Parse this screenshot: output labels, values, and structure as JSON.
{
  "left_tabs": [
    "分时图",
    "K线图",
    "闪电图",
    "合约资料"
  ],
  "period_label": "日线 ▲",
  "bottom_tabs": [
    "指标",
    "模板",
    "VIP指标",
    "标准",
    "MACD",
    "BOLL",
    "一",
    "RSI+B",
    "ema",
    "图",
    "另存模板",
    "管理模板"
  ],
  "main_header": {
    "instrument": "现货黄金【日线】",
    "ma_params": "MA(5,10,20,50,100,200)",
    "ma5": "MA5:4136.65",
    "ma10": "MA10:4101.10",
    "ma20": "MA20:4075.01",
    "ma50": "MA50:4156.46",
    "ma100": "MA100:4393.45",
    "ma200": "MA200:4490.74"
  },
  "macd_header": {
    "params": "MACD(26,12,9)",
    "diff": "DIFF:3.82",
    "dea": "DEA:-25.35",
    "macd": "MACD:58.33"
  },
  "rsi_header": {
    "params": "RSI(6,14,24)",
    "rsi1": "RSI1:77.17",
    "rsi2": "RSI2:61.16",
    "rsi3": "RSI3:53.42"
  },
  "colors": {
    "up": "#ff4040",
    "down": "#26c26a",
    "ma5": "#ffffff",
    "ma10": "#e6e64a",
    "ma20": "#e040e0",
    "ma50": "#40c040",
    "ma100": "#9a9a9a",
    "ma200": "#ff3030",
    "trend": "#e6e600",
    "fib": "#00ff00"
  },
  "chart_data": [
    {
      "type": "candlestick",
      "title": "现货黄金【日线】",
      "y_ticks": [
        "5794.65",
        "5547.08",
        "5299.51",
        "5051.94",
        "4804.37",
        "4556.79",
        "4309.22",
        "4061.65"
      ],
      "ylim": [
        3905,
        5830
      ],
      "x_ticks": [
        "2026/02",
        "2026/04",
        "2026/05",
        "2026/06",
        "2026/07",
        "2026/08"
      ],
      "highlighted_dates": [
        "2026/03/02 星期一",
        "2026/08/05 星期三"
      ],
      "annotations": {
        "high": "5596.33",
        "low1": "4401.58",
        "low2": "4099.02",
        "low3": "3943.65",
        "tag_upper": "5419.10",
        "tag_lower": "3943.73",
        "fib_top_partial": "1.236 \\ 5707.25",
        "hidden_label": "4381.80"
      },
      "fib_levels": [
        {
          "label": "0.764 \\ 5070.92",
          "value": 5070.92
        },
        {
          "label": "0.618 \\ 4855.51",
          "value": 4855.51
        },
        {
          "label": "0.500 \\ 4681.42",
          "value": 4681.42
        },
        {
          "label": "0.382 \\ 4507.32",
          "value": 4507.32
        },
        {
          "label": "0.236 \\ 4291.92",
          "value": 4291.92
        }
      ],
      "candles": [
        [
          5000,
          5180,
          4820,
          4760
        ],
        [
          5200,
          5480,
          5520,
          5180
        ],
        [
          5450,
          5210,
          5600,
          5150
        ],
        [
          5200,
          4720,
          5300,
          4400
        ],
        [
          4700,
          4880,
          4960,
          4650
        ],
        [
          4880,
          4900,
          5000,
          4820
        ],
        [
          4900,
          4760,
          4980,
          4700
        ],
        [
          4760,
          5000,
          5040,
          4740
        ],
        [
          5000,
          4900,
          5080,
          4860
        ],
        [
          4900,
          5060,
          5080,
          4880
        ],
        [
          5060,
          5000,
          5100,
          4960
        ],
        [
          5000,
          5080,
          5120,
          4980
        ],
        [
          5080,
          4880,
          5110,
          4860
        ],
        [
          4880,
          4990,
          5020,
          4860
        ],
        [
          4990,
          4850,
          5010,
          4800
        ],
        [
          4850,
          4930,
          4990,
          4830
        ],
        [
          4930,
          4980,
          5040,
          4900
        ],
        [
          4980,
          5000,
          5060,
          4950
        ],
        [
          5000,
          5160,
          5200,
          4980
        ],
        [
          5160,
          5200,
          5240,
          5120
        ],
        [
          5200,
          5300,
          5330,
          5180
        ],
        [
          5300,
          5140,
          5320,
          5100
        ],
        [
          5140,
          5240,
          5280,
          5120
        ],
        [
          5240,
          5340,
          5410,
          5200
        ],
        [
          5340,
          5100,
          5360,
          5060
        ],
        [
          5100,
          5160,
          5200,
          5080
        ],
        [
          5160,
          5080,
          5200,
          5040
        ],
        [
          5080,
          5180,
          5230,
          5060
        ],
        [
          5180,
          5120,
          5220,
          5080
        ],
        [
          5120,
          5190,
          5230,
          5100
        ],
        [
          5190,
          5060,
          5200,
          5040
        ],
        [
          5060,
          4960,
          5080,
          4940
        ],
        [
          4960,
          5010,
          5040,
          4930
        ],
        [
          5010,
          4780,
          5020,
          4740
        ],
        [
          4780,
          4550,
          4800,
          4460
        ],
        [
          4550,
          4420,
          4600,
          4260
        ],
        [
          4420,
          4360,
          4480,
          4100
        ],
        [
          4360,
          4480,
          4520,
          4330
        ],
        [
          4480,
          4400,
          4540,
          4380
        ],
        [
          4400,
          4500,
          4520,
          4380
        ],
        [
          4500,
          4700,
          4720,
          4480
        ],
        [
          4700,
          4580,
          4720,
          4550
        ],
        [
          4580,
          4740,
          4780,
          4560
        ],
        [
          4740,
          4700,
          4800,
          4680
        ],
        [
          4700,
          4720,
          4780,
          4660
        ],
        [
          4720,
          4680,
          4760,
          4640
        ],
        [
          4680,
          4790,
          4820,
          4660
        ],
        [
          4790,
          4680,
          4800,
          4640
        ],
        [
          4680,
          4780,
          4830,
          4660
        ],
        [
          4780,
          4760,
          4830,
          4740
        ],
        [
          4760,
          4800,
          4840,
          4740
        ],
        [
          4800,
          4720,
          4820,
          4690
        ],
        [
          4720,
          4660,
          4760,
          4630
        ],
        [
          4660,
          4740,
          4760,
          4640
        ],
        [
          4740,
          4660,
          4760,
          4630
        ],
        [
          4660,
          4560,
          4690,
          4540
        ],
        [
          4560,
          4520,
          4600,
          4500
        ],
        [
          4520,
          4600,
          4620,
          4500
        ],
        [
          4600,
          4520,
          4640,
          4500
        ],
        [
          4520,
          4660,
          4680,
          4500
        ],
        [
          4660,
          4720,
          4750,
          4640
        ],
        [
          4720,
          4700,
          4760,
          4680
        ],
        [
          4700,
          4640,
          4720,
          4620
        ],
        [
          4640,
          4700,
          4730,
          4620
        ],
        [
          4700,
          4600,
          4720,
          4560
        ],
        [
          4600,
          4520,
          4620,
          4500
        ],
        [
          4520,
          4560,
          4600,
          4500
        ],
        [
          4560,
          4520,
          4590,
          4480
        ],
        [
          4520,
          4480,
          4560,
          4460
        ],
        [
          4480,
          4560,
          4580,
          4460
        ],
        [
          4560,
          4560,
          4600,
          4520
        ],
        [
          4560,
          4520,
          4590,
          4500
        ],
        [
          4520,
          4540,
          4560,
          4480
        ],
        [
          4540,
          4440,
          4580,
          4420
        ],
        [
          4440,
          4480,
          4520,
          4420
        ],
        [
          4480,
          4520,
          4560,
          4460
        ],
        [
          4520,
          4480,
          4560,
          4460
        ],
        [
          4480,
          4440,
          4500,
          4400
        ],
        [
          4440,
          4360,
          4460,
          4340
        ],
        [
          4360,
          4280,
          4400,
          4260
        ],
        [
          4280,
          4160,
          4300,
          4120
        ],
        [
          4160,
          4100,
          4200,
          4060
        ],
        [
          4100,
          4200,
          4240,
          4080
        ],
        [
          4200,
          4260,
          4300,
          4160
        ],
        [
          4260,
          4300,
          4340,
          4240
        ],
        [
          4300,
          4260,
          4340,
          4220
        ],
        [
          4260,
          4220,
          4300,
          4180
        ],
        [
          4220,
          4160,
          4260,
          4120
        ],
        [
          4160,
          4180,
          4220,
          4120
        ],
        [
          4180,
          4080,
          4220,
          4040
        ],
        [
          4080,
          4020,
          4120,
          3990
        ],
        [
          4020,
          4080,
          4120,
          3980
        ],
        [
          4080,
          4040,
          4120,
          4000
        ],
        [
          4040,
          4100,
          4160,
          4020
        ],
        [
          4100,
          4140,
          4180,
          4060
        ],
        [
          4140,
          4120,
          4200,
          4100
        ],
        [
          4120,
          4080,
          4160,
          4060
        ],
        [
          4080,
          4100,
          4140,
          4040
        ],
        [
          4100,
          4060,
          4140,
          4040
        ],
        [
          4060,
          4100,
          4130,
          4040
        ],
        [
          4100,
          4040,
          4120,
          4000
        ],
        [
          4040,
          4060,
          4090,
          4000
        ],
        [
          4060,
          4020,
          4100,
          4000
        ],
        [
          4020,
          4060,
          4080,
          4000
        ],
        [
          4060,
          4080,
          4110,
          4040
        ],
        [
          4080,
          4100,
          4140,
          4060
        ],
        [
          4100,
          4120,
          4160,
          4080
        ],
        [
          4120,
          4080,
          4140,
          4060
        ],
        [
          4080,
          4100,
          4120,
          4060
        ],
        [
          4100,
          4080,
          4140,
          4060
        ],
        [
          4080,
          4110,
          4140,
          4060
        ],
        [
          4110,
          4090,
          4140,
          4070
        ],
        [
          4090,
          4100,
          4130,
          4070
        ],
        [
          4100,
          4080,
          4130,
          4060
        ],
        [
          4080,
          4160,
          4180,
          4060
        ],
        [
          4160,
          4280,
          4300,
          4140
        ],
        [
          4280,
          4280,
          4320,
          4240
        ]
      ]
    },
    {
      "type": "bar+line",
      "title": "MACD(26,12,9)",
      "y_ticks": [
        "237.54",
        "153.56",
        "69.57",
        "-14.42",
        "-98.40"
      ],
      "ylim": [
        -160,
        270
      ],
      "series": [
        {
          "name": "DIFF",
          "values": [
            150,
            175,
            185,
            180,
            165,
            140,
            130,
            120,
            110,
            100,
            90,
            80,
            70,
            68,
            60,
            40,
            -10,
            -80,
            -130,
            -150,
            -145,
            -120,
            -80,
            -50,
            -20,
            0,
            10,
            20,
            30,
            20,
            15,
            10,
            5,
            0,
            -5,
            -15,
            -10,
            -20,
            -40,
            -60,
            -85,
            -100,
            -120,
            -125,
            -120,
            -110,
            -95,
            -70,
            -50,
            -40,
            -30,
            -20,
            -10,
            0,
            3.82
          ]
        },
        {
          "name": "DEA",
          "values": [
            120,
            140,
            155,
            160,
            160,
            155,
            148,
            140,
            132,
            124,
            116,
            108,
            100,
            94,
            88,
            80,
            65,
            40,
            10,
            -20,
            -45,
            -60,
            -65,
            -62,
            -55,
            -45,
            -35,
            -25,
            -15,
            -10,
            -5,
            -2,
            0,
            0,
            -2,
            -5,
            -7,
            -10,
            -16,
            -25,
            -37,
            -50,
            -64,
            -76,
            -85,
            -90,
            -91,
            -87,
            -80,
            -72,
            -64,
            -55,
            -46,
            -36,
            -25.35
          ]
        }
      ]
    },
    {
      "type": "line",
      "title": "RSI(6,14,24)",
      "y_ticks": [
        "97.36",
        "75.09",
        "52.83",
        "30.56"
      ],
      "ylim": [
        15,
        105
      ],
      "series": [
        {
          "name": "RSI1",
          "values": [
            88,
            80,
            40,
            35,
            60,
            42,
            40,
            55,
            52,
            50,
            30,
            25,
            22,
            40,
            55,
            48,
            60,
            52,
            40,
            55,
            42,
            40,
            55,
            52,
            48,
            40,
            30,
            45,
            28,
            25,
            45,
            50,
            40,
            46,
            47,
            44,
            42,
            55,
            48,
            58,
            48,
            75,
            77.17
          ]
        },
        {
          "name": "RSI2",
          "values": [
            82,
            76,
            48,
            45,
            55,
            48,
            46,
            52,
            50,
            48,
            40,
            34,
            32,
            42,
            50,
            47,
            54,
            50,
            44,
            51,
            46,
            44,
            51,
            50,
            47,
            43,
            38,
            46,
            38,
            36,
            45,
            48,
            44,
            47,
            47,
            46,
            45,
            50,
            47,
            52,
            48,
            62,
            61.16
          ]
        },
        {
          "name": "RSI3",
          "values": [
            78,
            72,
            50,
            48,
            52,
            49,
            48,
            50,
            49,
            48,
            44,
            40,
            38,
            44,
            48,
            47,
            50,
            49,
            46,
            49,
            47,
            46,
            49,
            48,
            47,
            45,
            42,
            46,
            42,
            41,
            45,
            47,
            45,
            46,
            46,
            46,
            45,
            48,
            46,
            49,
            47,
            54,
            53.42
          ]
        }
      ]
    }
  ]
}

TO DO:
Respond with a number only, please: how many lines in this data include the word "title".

RESULT OF THIS EXERCISE:
3